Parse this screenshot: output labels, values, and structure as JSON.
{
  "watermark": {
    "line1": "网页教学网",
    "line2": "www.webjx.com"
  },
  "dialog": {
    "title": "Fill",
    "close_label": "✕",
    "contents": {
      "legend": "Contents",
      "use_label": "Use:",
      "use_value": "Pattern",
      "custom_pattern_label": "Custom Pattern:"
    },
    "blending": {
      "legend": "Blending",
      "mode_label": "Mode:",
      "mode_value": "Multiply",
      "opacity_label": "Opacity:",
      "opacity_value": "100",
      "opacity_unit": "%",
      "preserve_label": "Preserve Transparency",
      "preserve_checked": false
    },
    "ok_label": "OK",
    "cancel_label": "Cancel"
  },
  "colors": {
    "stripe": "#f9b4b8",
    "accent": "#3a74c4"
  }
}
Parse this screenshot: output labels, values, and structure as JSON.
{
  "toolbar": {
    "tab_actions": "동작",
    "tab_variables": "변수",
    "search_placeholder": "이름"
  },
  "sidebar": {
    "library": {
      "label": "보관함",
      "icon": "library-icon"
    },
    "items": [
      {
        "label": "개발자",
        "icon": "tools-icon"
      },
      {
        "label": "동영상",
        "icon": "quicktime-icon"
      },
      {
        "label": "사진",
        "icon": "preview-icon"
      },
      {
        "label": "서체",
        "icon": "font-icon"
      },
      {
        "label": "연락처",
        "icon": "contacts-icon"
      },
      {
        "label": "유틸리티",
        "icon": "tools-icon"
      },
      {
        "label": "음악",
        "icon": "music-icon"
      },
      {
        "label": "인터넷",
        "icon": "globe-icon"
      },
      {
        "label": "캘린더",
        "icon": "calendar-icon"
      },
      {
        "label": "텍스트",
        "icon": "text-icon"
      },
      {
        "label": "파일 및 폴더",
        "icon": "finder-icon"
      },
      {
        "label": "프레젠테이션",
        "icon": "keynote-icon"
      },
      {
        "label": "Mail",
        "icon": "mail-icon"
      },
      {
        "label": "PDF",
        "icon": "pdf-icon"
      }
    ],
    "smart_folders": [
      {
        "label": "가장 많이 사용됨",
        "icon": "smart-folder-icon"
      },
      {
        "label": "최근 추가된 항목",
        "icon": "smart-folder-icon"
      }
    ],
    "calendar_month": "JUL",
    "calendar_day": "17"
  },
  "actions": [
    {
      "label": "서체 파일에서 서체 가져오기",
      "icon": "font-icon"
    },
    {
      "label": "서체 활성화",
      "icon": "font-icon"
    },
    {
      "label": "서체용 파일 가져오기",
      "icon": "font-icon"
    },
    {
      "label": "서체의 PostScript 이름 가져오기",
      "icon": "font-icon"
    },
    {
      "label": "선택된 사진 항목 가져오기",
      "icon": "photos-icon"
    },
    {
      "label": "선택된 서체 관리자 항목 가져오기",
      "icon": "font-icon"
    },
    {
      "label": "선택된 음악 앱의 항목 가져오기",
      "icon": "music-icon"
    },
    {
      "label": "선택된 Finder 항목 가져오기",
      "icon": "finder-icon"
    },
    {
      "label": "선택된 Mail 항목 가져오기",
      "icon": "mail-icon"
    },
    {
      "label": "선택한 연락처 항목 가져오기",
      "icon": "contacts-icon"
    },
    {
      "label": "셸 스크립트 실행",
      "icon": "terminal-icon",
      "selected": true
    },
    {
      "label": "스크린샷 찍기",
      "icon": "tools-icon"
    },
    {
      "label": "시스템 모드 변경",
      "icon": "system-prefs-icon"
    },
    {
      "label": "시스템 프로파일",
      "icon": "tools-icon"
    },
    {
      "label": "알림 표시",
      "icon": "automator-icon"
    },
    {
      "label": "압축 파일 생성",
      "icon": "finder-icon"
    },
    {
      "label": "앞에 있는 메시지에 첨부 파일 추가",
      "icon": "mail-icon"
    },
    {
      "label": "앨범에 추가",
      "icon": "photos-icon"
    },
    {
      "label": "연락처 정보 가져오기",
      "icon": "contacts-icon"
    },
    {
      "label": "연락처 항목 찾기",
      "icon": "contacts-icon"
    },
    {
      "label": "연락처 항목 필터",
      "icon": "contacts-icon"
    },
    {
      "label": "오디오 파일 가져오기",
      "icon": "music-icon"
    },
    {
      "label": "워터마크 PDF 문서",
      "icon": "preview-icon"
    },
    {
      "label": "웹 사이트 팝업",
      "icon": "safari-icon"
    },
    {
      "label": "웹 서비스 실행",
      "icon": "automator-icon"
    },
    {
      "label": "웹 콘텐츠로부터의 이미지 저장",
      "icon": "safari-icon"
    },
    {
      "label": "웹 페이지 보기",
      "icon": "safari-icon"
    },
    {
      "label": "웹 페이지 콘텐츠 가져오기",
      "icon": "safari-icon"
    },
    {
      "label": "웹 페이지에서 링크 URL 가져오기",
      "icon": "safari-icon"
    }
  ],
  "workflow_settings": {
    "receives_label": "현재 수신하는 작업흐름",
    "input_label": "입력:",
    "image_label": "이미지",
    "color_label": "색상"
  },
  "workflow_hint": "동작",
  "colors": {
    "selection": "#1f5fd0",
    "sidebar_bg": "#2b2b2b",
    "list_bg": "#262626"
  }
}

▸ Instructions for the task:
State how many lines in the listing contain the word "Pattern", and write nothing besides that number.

▸ Output below:
2